  • the third party wants to make payment, see DMBM511645
  • the third party wants to give new designatory details DMBM512150.
  • you are dealing with a third party in special circumstances such as:

    • when the customer is very elderly, deaf or infirm, see DMBM510500 or
    • the customer is deceased and it is prior to having personal representative written authority, see DMBM510450.

To reduce the number of unnecessary calls and paperwork to HMRC, where a third party with no authority has asked for information to be issued (for example, duplicate returns or letters, statements, copies of forms), this should be sent directly to the customer and not the third party.
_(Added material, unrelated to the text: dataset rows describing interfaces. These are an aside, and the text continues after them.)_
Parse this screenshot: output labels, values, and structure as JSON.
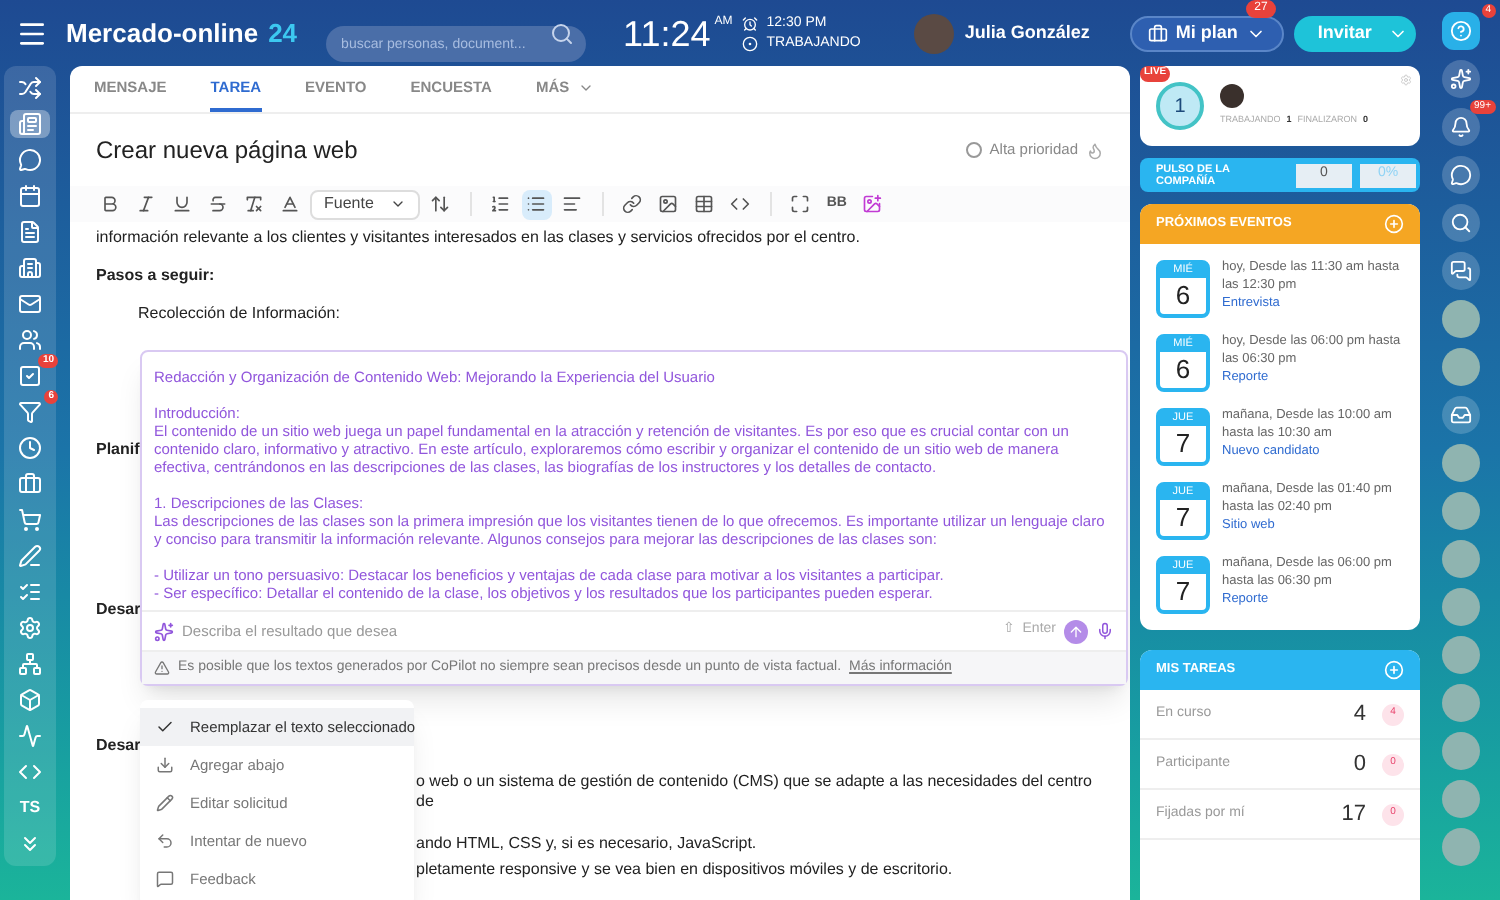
{
  "topbar": {
    "brand": "Mercado-online",
    "brand_number": "24",
    "search": {
      "placeholder": "buscar personas, document..."
    },
    "clock": "11:24",
    "meridiem": "AM",
    "alarm": "12:30 PM",
    "status": "TRABAJANDO",
    "user": "Julia González",
    "plan_button": "Mi plan",
    "plan_badge": "27",
    "invite_button": "Invitar"
  },
  "left_nav": [
    {
      "kind": "shuffle",
      "selected": false
    },
    {
      "kind": "feed",
      "selected": true
    },
    {
      "kind": "chat",
      "selected": false
    },
    {
      "kind": "calendar",
      "selected": false
    },
    {
      "kind": "file",
      "selected": false
    },
    {
      "kind": "building",
      "selected": false
    },
    {
      "kind": "mail",
      "selected": false
    },
    {
      "kind": "users",
      "selected": false
    },
    {
      "kind": "tasks",
      "selected": false,
      "badge": "10"
    },
    {
      "kind": "filter",
      "selected": false,
      "badge": "6"
    },
    {
      "kind": "clock",
      "selected": false
    },
    {
      "kind": "briefcase",
      "selected": false
    },
    {
      "kind": "cart",
      "selected": false
    },
    {
      "kind": "pen",
      "selected": false
    },
    {
      "kind": "list",
      "selected": false
    },
    {
      "kind": "gear",
      "selected": false
    },
    {
      "kind": "network",
      "selected": false
    },
    {
      "kind": "box",
      "selected": false
    },
    {
      "kind": "zigzag",
      "selected": false
    },
    {
      "kind": "code",
      "selected": false
    },
    {
      "kind": "text",
      "label": "TS",
      "selected": false
    },
    {
      "kind": "more",
      "selected": false
    }
  ],
  "tabs": [
    {
      "label": "MENSAJE",
      "selected": false
    },
    {
      "label": "TAREA",
      "selected": true
    },
    {
      "label": "EVENTO",
      "selected": false
    },
    {
      "label": "ENCUESTA",
      "selected": false
    },
    {
      "label": "MÁS",
      "selected": false,
      "dropdown": true
    }
  ],
  "task": {
    "title": "Crear nueva página web",
    "high_priority": {
      "label": "Alta prioridad",
      "checked": false
    }
  },
  "toolbar": [
    {
      "kind": "bold",
      "active": false
    },
    {
      "kind": "italic",
      "active": false
    },
    {
      "kind": "underline",
      "active": false
    },
    {
      "kind": "strike",
      "active": false
    },
    {
      "kind": "clear",
      "active": false
    },
    {
      "kind": "color",
      "active": false
    },
    {
      "kind": "font",
      "label": "Fuente"
    },
    {
      "kind": "size",
      "active": false
    },
    {
      "kind": "sep"
    },
    {
      "kind": "ordered",
      "active": false
    },
    {
      "kind": "bullets",
      "active": true
    },
    {
      "kind": "align",
      "active": false
    },
    {
      "kind": "sep"
    },
    {
      "kind": "link",
      "active": false
    },
    {
      "kind": "image",
      "active": false
    },
    {
      "kind": "table",
      "active": false
    },
    {
      "kind": "code",
      "active": false
    },
    {
      "kind": "sep"
    },
    {
      "kind": "fullscreen",
      "active": false
    },
    {
      "kind": "bbcode",
      "label": "BB"
    },
    {
      "kind": "copilot",
      "active": false
    }
  ],
  "body": {
    "intro_line": "información relevante a los clientes y visitantes interesados en las clases y servicios ofrecidos por el centro.",
    "steps_heading": "Pasos a seguir:",
    "step_1": "Recolección de Información:",
    "heading_2": "Planif",
    "heading_3": "Desar",
    "heading_4": "Desar",
    "lines_after": [
      "o web o un sistema de gestión de contenido (CMS) que se adapte a las necesidades del centro de",
      "ando HTML, CSS y, si es necesario, JavaScript.",
      "pletamente responsive y se vea bien en dispositivos móviles y de escritorio."
    ]
  },
  "copilot": {
    "blocks": [
      [
        "Redacción y Organización de Contenido Web: Mejorando la Experiencia del Usuario"
      ],
      [
        "Introducción:",
        "El contenido de un sitio web juega un papel fundamental en la atracción y retención de visitantes. Es por eso que es crucial contar con un contenido claro, informativo y atractivo. En este artículo, exploraremos cómo escribir y organizar el contenido de un sitio web de manera efectiva, centrándonos en las descripciones de las clases, las biografías de los instructores y los detalles de contacto."
      ],
      [
        "1. Descripciones de las Clases:",
        "Las descripciones de las clases son la primera impresión que los visitantes tienen de lo que ofrecemos. Es importante utilizar un lenguaje claro y conciso para transmitir la información relevante. Algunos consejos para mejorar las descripciones de las clases son:"
      ],
      [
        "- Utilizar un tono persuasivo: Destacar los beneficios y ventajas de cada clase para motivar a los visitantes a participar.",
        "- Ser específico: Detallar el contenido de la clase, los objetivos y los resultados que los participantes pueden esperar."
      ]
    ],
    "prompt": {
      "placeholder": "Describa el resultado que desea"
    },
    "shift_symbol": "⇧",
    "send_hint": "Enter",
    "disclaimer": "Es posible que los textos generados por CoPilot no siempre sean precisos desde un punto de vista factual.",
    "more_link": "Más información"
  },
  "menu": [
    {
      "kind": "check",
      "label": "Reemplazar el texto seleccionado",
      "selected": true
    },
    {
      "kind": "download",
      "label": "Agregar abajo",
      "selected": false
    },
    {
      "kind": "pencil",
      "label": "Editar solicitud",
      "selected": false
    },
    {
      "kind": "undo",
      "label": "Intentar de nuevo",
      "selected": false
    },
    {
      "kind": "feedback",
      "label": "Feedback",
      "selected": false
    }
  ],
  "live_card": {
    "tag": "LIVE",
    "count": "1",
    "working_label": "TRABAJANDO",
    "working": "1",
    "finished_label": "FINALIZARON",
    "finished": "0"
  },
  "pulse": {
    "label": "PULSO DE LA COMPAÑÍA",
    "value": "0",
    "percent": "0%"
  },
  "events": {
    "title": "PRÓXIMOS EVENTOS",
    "items": [
      {
        "weekday": "MIÉ",
        "day": "6",
        "text": "hoy, Desde las 11:30 am hasta las 12:30 pm",
        "link": "Entrevista"
      },
      {
        "weekday": "MIÉ",
        "day": "6",
        "text": "hoy, Desde las 06:00 pm hasta las 06:30 pm",
        "link": "Reporte"
      },
      {
        "weekday": "JUE",
        "day": "7",
        "text": "mañana, Desde las 10:00 am hasta las 10:30 am",
        "link": "Nuevo candidato"
      },
      {
        "weekday": "JUE",
        "day": "7",
        "text": "mañana, Desde las 01:40 pm hasta las 02:40 pm",
        "link": "Sitio web"
      },
      {
        "weekday": "JUE",
        "day": "7",
        "text": "mañana, Desde las 06:00 pm hasta las 06:30 pm",
        "link": "Reporte"
      }
    ]
  },
  "my_tasks": {
    "title": "MIS TAREAS",
    "rows": [
      {
        "label": "En curso",
        "count": "4",
        "badge": "4"
      },
      {
        "label": "Participante",
        "count": "0",
        "badge": "0"
      },
      {
        "label": "Fijadas por mí",
        "count": "17",
        "badge": "0"
      }
    ]
  },
  "right_strip": [
    {
      "kind": "help",
      "badge": "4"
    },
    {
      "kind": "copilot"
    },
    {
      "kind": "bell",
      "badge": "99+"
    },
    {
      "kind": "chat"
    },
    {
      "kind": "search"
    },
    {
      "kind": "messages"
    },
    {
      "kind": "avatar"
    },
    {
      "kind": "avatar"
    },
    {
      "kind": "inbox"
    },
    {
      "kind": "avatar"
    },
    {
      "kind": "avatar"
    },
    {
      "kind": "avatar"
    },
    {
      "kind": "avatar"
    },
    {
      "kind": "avatar"
    },
    {
      "kind": "avatar"
    },
    {
      "kind": "avatar"
    },
    {
      "kind": "avatar"
    },
    {
      "kind": "avatar"
    }
  ]
}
The third party can also check the progress of existing queries on the customer’s behalf (for example, you can confirm receipt of a correspondence and if a response has been sent but you cannot disclose the content) or how long it will take for a query to be dealt with.

If you are in any doubt as to whether you should disclose information, you should always ask the caller to write in, see DMBM510230. Alternatively, write to the customer yourself and refuse to discuss anything over the phone or face-to-face with the non-authorised third party(This content has been withheld because of exemptions in the Freedom of Information Act 2000) IDG30447.

(This content has been withheld because of exemptions in the Freedom of Information Act 2000) DMBM510280(This content has been withheld because of exemptions in the Freedom of Information Act 2000)